(Data shown)

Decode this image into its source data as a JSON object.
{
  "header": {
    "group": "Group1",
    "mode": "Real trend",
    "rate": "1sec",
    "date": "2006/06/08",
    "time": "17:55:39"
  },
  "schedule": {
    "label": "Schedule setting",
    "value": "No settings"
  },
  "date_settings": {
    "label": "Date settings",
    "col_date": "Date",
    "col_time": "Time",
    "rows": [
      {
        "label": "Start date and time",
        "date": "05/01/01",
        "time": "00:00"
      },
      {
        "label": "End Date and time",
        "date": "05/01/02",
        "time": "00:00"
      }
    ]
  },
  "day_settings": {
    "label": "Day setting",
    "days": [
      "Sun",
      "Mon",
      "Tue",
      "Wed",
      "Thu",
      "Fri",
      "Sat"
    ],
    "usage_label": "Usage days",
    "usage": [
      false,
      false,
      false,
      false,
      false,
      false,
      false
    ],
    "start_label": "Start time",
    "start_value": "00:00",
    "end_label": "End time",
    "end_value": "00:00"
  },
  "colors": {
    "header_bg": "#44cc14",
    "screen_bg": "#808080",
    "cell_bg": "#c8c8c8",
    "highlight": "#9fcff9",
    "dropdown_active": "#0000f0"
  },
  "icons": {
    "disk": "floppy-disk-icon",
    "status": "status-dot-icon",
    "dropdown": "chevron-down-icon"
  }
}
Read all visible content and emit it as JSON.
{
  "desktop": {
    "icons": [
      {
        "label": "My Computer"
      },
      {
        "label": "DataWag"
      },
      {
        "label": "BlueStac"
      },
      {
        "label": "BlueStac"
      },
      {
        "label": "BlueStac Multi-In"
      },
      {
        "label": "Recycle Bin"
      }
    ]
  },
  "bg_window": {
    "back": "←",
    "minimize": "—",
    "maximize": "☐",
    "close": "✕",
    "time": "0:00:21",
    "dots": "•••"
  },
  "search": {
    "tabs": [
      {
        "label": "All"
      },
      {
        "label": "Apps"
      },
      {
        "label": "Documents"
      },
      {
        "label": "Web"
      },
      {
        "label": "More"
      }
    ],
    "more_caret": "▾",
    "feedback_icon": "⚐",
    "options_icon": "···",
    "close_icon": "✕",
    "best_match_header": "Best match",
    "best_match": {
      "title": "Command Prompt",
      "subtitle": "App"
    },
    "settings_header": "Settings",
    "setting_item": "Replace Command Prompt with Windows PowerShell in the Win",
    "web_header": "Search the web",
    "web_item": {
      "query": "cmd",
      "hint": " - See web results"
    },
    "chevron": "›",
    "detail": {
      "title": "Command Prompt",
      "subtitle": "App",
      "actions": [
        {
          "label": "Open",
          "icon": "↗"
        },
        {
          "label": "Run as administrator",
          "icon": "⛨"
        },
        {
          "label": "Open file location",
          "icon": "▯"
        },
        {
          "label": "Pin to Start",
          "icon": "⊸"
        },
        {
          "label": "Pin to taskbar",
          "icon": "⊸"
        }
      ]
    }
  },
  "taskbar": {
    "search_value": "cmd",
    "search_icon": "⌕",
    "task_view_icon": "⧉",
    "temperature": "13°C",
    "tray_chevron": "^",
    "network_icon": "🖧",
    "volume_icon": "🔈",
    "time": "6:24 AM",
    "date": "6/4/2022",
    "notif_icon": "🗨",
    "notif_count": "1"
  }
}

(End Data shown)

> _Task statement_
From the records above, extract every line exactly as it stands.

> _Response to the exercise_
Decode this image into its source data as a JSON object.
{
  "header": {
    "group": "Group1",
    "mode": "Real trend",
    "rate": "1sec",
    "date": "2006/06/08",
    "time": "17:55:39"
  },
  "schedule": {
    "label": "Schedule setting",
    "value": "No settings"
  },
  "date_settings": {
    "label": "Date settings",
    "col_date": "Date",
    "col_time": "Time",
    "rows": [
      {
        "label": "Start date and time",
        "date": "05/01/01",
        "time": "00:00"
      },
      {
        "label": "End Date and time",
        "date": "05/01/02",
        "time": "00:00"
      }
    ]
  },
  "day_settings": {
    "label": "Day setting",
    "days": [
      "Sun",
      "Mon",
      "Tue",
      "Wed",
      "Thu",
      "Fri",
      "Sat"
    ],
    "usage_label": "Usage days",
    "usage": [
      false,
      false,
      false,
      false,
      false,
      false,
      false
    ],
    "start_label": "Start time",
    "start_value": "00:00",
    "end_label": "End time",
    "end_value": "00:00"
  },
  "colors": {
    "header_bg": "#44cc14",
    "screen_bg": "#808080",
    "cell_bg": "#c8c8c8",
    "highlight": "#9fcff9",
    "dropdown_active": "#0000f0"
  },
  "icons": {
    "disk": "floppy-disk-icon",
    "status": "status-dot-icon",
    "dropdown": "chevron-down-icon"
  }
}
Read all visible content and emit it as JSON.
{
  "desktop": {
    "icons": [
      {
        "label": "My Computer"
      },
      {
        "label": "DataWag"
      },
      {
        "label": "BlueStac"
      },
      {
        "label": "BlueStac"
      },
      {
        "label": "BlueStac Multi-In"
      },
      {
        "label": "Recycle Bin"
      }
    ]
  },
  "bg_window": {
    "back": "←",
    "minimize": "—",
    "maximize": "☐",
    "close": "✕",
    "time": "0:00:21",
    "dots": "•••"
  },
  "search": {
    "tabs": [
      {
        "label": "All"
      },
      {
        "label": "Apps"
      },
      {
        "label": "Documents"
      },
      {
        "label": "Web"
      },
      {
        "label": "More"
      }
    ],
    "more_caret": "▾",
    "feedback_icon": "⚐",
    "options_icon": "···",
    "close_icon": "✕",
    "best_match_header": "Best match",
    "best_match": {
      "title": "Command Prompt",
      "subtitle": "App"
    },
    "settings_header": "Settings",
    "setting_item": "Replace Command Prompt with Windows PowerShell in the Win",
    "web_header": "Search the web",
    "web_item": {
      "query": "cmd",
      "hint": " - See web results"
    },
    "chevron": "›",
    "detail": {
      "title": "Command Prompt",
      "subtitle": "App",
      "actions": [
        {
          "label": "Open",
          "icon": "↗"
        },
        {
          "label": "Run as administrator",
          "icon": "⛨"
        },
        {
          "label": "Open file location",
          "icon": "▯"
        },
        {
          "label": "Pin to Start",
          "icon": "⊸"
        },
        {
          "label": "Pin to taskbar",
          "icon": "⊸"
        }
      ]
    }
  },
  "taskbar": {
    "search_value": "cmd",
    "search_icon": "⌕",
    "task_view_icon": "⧉",
    "temperature": "13°C",
    "tray_chevron": "^",
    "network_icon": "🖧",
    "volume_icon": "🔈",
    "time": "6:24 AM",
    "date": "6/4/2022",
    "notif_icon": "🗨",
    "notif_count": "1"
  }
}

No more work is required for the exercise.